With nothing added or dropped, output every record below exactly.

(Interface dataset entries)
......
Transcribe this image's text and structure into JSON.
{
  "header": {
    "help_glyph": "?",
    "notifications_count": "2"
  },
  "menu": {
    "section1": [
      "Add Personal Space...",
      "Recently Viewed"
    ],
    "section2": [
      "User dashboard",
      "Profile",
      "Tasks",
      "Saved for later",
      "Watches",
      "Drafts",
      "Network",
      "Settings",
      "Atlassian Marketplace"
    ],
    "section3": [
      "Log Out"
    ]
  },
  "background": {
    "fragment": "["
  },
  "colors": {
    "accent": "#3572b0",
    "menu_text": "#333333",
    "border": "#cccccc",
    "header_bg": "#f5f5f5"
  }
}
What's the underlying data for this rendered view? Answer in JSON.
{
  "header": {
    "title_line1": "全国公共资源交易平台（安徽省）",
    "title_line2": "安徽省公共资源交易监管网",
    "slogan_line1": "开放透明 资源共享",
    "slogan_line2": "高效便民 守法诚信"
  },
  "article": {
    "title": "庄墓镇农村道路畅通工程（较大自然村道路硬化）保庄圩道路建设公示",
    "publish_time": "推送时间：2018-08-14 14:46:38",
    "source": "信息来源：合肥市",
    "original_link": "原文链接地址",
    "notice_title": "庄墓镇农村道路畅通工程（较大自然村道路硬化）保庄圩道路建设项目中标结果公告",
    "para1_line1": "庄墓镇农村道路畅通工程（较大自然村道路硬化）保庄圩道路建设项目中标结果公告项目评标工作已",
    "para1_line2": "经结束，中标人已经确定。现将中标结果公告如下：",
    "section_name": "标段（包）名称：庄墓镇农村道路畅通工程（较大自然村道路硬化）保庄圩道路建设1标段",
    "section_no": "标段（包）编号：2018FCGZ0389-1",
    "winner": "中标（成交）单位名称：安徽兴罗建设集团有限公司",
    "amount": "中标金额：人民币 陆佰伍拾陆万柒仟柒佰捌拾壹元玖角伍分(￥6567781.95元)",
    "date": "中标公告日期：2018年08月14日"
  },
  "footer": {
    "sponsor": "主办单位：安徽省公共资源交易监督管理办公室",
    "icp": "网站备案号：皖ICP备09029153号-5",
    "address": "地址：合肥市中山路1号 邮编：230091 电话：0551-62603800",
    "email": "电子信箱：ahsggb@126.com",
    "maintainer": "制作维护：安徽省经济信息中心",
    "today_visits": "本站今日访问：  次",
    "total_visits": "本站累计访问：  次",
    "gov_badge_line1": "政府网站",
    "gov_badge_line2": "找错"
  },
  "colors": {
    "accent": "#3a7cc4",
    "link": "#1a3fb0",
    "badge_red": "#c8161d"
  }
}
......
The completed task >>
Transcribe this image's text and structure into JSON.
{
  "header": {
    "help_glyph": "?",
    "notifications_count": "2"
  },
  "menu": {
    "section1": [
      "Add Personal Space...",
      "Recently Viewed"
    ],
    "section2": [
      "User dashboard",
      "Profile",
      "Tasks",
      "Saved for later",
      "Watches",
      "Drafts",
      "Network",
      "Settings",
      "Atlassian Marketplace"
    ],
    "section3": [
      "Log Out"
    ]
  },
  "background": {
    "fragment": "["
  },
  "colors": {
    "accent": "#3572b0",
    "menu_text": "#333333",
    "border": "#cccccc",
    "header_bg": "#f5f5f5"
  }
}
What's the underlying data for this rendered view? Answer in JSON.
{
  "header": {
    "title_line1": "全国公共资源交易平台（安徽省）",
    "title_line2": "安徽省公共资源交易监管网",
    "slogan_line1": "开放透明 资源共享",
    "slogan_line2": "高效便民 守法诚信"
  },
  "article": {
    "title": "庄墓镇农村道路畅通工程（较大自然村道路硬化）保庄圩道路建设公示",
    "publish_time": "推送时间：2018-08-14 14:46:38",
    "source": "信息来源：合肥市",
    "original_link": "原文链接地址",
    "notice_title": "庄墓镇农村道路畅通工程（较大自然村道路硬化）保庄圩道路建设项目中标结果公告",
    "para1_line1": "庄墓镇农村道路畅通工程（较大自然村道路硬化）保庄圩道路建设项目中标结果公告项目评标工作已",
    "para1_line2": "经结束，中标人已经确定。现将中标结果公告如下：",
    "section_name": "标段（包）名称：庄墓镇农村道路畅通工程（较大自然村道路硬化）保庄圩道路建设1标段",
    "section_no": "标段（包）编号：2018FCGZ0389-1",
    "winner": "中标（成交）单位名称：安徽兴罗建设集团有限公司",
    "amount": "中标金额：人民币 陆佰伍拾陆万柒仟柒佰捌拾壹元玖角伍分(￥6567781.95元)",
    "date": "中标公告日期：2018年08月14日"
  },
  "footer": {
    "sponsor": "主办单位：安徽省公共资源交易监督管理办公室",
    "icp": "网站备案号：皖ICP备09029153号-5",
    "address": "地址：合肥市中山路1号 邮编：230091 电话：0551-62603800",
    "email": "电子信箱：ahsggb@126.com",
    "maintainer": "制作维护：安徽省经济信息中心",
    "today_visits": "本站今日访问：  次",
    "total_visits": "本站累计访问：  次",
    "gov_badge_line1": "政府网站",
    "gov_badge_line2": "找错"
  },
  "colors": {
    "accent": "#3a7cc4",
    "link": "#1a3fb0",
    "badge_red": "#c8161d"
  }
}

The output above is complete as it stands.